### Problem to solve
Take the data that sits below and write it out again exactly.
•••••
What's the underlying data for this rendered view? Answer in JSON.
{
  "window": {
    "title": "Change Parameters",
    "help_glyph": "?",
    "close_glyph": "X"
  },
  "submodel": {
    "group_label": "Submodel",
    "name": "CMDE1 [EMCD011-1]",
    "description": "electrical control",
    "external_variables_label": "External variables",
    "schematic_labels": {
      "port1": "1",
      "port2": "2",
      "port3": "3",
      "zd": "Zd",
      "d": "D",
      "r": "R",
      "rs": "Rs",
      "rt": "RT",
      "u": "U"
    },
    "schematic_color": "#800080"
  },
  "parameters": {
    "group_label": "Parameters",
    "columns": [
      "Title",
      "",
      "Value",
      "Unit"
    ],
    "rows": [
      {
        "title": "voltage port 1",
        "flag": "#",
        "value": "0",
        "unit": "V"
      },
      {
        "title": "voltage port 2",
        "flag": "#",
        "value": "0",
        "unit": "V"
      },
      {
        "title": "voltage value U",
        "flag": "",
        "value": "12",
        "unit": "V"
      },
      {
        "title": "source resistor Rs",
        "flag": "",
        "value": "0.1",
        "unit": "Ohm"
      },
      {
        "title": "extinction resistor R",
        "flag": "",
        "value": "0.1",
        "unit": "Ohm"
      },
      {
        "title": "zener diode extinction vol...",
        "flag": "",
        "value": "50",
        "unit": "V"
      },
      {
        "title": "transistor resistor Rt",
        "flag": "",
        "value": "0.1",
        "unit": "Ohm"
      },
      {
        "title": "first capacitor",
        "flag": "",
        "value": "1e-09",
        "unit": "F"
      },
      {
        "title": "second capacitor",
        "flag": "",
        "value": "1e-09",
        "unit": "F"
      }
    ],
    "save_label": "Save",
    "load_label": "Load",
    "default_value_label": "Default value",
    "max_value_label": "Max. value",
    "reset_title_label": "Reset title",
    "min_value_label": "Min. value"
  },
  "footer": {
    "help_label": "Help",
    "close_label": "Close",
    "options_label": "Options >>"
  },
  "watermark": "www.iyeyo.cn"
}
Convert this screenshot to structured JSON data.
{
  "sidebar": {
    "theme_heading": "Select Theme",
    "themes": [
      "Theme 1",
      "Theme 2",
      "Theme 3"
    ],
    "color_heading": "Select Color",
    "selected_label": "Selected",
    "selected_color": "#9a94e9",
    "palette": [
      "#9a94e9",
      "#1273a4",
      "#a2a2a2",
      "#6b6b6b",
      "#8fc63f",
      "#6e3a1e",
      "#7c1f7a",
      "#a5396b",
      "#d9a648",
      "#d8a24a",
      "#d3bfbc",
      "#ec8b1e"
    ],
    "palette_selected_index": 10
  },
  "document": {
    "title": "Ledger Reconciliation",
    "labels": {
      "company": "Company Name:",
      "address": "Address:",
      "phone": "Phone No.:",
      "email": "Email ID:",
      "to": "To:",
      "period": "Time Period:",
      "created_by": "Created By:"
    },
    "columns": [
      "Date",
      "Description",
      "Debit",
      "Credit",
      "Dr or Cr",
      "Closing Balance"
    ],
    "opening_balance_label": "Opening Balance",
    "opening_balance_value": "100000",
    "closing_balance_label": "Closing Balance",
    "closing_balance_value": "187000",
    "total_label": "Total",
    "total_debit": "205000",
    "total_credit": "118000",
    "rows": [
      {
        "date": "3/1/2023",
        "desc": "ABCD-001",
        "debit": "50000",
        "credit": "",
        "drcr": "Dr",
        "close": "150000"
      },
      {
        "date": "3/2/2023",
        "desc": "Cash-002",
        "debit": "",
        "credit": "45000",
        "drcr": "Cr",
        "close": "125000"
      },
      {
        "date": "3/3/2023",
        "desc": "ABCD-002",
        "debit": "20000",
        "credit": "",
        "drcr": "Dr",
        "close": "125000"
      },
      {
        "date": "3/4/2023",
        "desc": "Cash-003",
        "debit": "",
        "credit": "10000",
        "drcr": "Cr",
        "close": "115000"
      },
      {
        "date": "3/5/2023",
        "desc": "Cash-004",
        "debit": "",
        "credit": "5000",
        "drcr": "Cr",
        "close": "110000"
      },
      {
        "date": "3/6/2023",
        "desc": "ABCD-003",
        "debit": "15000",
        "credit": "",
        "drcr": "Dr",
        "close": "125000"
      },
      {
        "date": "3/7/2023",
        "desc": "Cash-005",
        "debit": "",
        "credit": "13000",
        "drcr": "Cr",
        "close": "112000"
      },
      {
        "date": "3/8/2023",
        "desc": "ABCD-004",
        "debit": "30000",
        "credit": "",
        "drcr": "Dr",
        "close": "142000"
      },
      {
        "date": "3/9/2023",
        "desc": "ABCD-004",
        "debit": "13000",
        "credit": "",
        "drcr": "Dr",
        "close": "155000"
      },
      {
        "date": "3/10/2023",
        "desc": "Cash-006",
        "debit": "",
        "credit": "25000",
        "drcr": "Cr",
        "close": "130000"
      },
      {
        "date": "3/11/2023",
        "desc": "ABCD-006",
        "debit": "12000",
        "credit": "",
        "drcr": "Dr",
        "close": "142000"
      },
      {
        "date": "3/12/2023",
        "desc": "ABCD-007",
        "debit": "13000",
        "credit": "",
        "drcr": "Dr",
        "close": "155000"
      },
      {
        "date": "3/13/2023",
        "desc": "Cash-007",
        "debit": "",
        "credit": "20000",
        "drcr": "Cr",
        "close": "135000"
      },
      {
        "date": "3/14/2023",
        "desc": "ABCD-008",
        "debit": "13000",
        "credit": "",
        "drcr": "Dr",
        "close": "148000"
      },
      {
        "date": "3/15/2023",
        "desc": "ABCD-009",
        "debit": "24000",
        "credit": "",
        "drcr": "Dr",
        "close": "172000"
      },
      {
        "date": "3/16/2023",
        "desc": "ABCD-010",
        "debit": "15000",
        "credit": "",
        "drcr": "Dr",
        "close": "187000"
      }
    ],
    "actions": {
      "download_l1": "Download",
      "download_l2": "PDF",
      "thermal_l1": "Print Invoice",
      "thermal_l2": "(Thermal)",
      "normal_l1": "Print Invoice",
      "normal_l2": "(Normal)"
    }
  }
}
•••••
### Answer box
What's the underlying data for this rendered view? Answer in JSON.
{
  "window": {
    "title": "Change Parameters",
    "help_glyph": "?",
    "close_glyph": "X"
  },
  "submodel": {
    "group_label": "Submodel",
    "name": "CMDE1 [EMCD011-1]",
    "description": "electrical control",
    "external_variables_label": "External variables",
    "schematic_labels": {
      "port1": "1",
      "port2": "2",
      "port3": "3",
      "zd": "Zd",
      "d": "D",
      "r": "R",
      "rs": "Rs",
      "rt": "RT",
      "u": "U"
    },
    "schematic_color": "#800080"
  },
  "parameters": {
    "group_label": "Parameters",
    "columns": [
      "Title",
      "",
      "Value",
      "Unit"
    ],
    "rows": [
      {
        "title": "voltage port 1",
        "flag": "#",
        "value": "0",
        "unit": "V"
      },
      {
        "title": "voltage port 2",
        "flag": "#",
        "value": "0",
        "unit": "V"
      },
      {
        "title": "voltage value U",
        "flag": "",
        "value": "12",
        "unit": "V"
      },
      {
        "title": "source resistor Rs",
        "flag": "",
        "value": "0.1",
        "unit": "Ohm"
      },
      {
        "title": "extinction resistor R",
        "flag": "",
        "value": "0.1",
        "unit": "Ohm"
      },
      {
        "title": "zener diode extinction vol...",
        "flag": "",
        "value": "50",
        "unit": "V"
      },
      {
        "title": "transistor resistor Rt",
        "flag": "",
        "value": "0.1",
        "unit": "Ohm"
      },
      {
        "title": "first capacitor",
        "flag": "",
        "value": "1e-09",
        "unit": "F"
      },
      {
        "title": "second capacitor",
        "flag": "",
        "value": "1e-09",
        "unit": "F"
      }
    ],
    "save_label": "Save",
    "load_label": "Load",
    "default_value_label": "Default value",
    "max_value_label": "Max. value",
    "reset_title_label": "Reset title",
    "min_value_label": "Min. value"
  },
  "footer": {
    "help_label": "Help",
    "close_label": "Close",
    "options_label": "Options >>"
  },
  "watermark": "www.iyeyo.cn"
}
Convert this screenshot to structured JSON data.
{
  "sidebar": {
    "theme_heading": "Select Theme",
    "themes": [
      "Theme 1",
      "Theme 2",
      "Theme 3"
    ],
    "color_heading": "Select Color",
    "selected_label": "Selected",
    "selected_color": "#9a94e9",
    "palette": [
      "#9a94e9",
      "#1273a4",
      "#a2a2a2",
      "#6b6b6b",
      "#8fc63f",
      "#6e3a1e",
      "#7c1f7a",
      "#a5396b",
      "#d9a648",
      "#d8a24a",
      "#d3bfbc",
      "#ec8b1e"
    ],
    "palette_selected_index": 10
  },
  "document": {
    "title": "Ledger Reconciliation",
    "labels": {
      "company": "Company Name:",
      "address": "Address:",
      "phone": "Phone No.:",
      "email": "Email ID:",
      "to": "To:",
      "period": "Time Period:",
      "created_by": "Created By:"
    },
    "columns": [
      "Date",
      "Description",
      "Debit",
      "Credit",
      "Dr or Cr",
      "Closing Balance"
    ],
    "opening_balance_label": "Opening Balance",
    "opening_balance_value": "100000",
    "closing_balance_label": "Closing Balance",
    "closing_balance_value": "187000",
    "total_label": "Total",
    "total_debit": "205000",
    "total_credit": "118000",
    "rows": [
      {
        "date": "3/1/2023",
        "desc": "ABCD-001",
        "debit": "50000",
        "credit": "",
        "drcr": "Dr",
        "close": "150000"
      },
      {
        "date": "3/2/2023",
        "desc": "Cash-002",
        "debit": "",
        "credit": "45000",
        "drcr": "Cr",
        "close": "125000"
      },
      {
        "date": "3/3/2023",
        "desc": "ABCD-002",
        "debit": "20000",
        "credit": "",
        "drcr": "Dr",
        "close": "125000"
      },
      {
        "date": "3/4/2023",
        "desc": "Cash-003",
        "debit": "",
        "credit": "10000",
        "drcr": "Cr",
        "close": "115000"
      },
      {
        "date": "3/5/2023",
        "desc": "Cash-004",
        "debit": "",
        "credit": "5000",
        "drcr": "Cr",
        "close": "110000"
      },
      {
        "date": "3/6/2023",
        "desc": "ABCD-003",
        "debit": "15000",
        "credit": "",
        "drcr": "Dr",
        "close": "125000"
      },
      {
        "date": "3/7/2023",
        "desc": "Cash-005",
        "debit": "",
        "credit": "13000",
        "drcr": "Cr",
        "close": "112000"
      },
      {
        "date": "3/8/2023",
        "desc": "ABCD-004",
        "debit": "30000",
        "credit": "",
        "drcr": "Dr",
        "close": "142000"
      },
      {
        "date": "3/9/2023",
        "desc": "ABCD-004",
        "debit": "13000",
        "credit": "",
        "drcr": "Dr",
        "close": "155000"
      },
      {
        "date": "3/10/2023",
        "desc": "Cash-006",
        "debit": "",
        "credit": "25000",
        "drcr": "Cr",
        "close": "130000"
      },
      {
        "date": "3/11/2023",
        "desc": "ABCD-006",
        "debit": "12000",
        "credit": "",
        "drcr": "Dr",
        "close": "142000"
      },
      {
        "date": "3/12/2023",
        "desc": "ABCD-007",
        "debit": "13000",
        "credit": "",
        "drcr": "Dr",
        "close": "155000"
      },
      {
        "date": "3/13/2023",
        "desc": "Cash-007",
        "debit": "",
        "credit": "20000",
        "drcr": "Cr",
        "close": "135000"
      },
      {
        "date": "3/14/2023",
        "desc": "ABCD-008",
        "debit": "13000",
        "credit": "",
        "drcr": "Dr",
        "close": "148000"
      },
      {
        "date": "3/15/2023",
        "desc": "ABCD-009",
        "debit": "24000",
        "credit": "",
        "drcr": "Dr",
        "close": "172000"
      },
      {
        "date": "3/16/2023",
        "desc": "ABCD-010",
        "debit": "15000",
        "credit": "",
        "drcr": "Dr",
        "close": "187000"
      }
    ],
    "actions": {
      "download_l1": "Download",
      "download_l2": "PDF",
      "thermal_l1": "Print Invoice",
      "thermal_l2": "(Thermal)",
      "normal_l1": "Print Invoice",
      "normal_l2": "(Normal)"
    }
  }
}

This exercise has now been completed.